DATA SHOWN below:

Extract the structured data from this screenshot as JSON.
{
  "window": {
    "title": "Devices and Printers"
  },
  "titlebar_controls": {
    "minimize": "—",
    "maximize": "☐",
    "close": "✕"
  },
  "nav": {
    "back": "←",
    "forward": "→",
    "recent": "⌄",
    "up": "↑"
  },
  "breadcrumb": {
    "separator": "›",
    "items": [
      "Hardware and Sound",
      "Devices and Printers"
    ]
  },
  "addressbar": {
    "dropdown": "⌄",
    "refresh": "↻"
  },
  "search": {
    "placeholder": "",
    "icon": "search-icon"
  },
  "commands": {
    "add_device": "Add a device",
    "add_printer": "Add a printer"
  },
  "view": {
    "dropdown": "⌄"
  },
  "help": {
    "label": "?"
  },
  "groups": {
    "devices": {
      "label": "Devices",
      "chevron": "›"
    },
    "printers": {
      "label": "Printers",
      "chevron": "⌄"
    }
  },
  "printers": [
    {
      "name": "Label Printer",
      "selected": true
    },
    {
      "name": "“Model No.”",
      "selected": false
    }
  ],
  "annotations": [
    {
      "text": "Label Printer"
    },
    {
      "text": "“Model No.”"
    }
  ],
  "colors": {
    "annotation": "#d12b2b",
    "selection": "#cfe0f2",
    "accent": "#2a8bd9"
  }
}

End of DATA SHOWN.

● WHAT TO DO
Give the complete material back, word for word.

● WRITTEN ANSWER
Extract the structured data from this screenshot as JSON.
{
  "window": {
    "title": "Devices and Printers"
  },
  "titlebar_controls": {
    "minimize": "—",
    "maximize": "☐",
    "close": "✕"
  },
  "nav": {
    "back": "←",
    "forward": "→",
    "recent": "⌄",
    "up": "↑"
  },
  "breadcrumb": {
    "separator": "›",
    "items": [
      "Hardware and Sound",
      "Devices and Printers"
    ]
  },
  "addressbar": {
    "dropdown": "⌄",
    "refresh": "↻"
  },
  "search": {
    "placeholder": "",
    "icon": "search-icon"
  },
  "commands": {
    "add_device": "Add a device",
    "add_printer": "Add a printer"
  },
  "view": {
    "dropdown": "⌄"
  },
  "help": {
    "label": "?"
  },
  "groups": {
    "devices": {
      "label": "Devices",
      "chevron": "›"
    },
    "printers": {
      "label": "Printers",
      "chevron": "⌄"
    }
  },
  "printers": [
    {
      "name": "Label Printer",
      "selected": true
    },
    {
      "name": "“Model No.”",
      "selected": false
    }
  ],
  "annotations": [
    {
      "text": "Label Printer"
    },
    {
      "text": "“Model No.”"
    }
  ],
  "colors": {
    "annotation": "#d12b2b",
    "selection": "#cfe0f2",
    "accent": "#2a8bd9"
  }
}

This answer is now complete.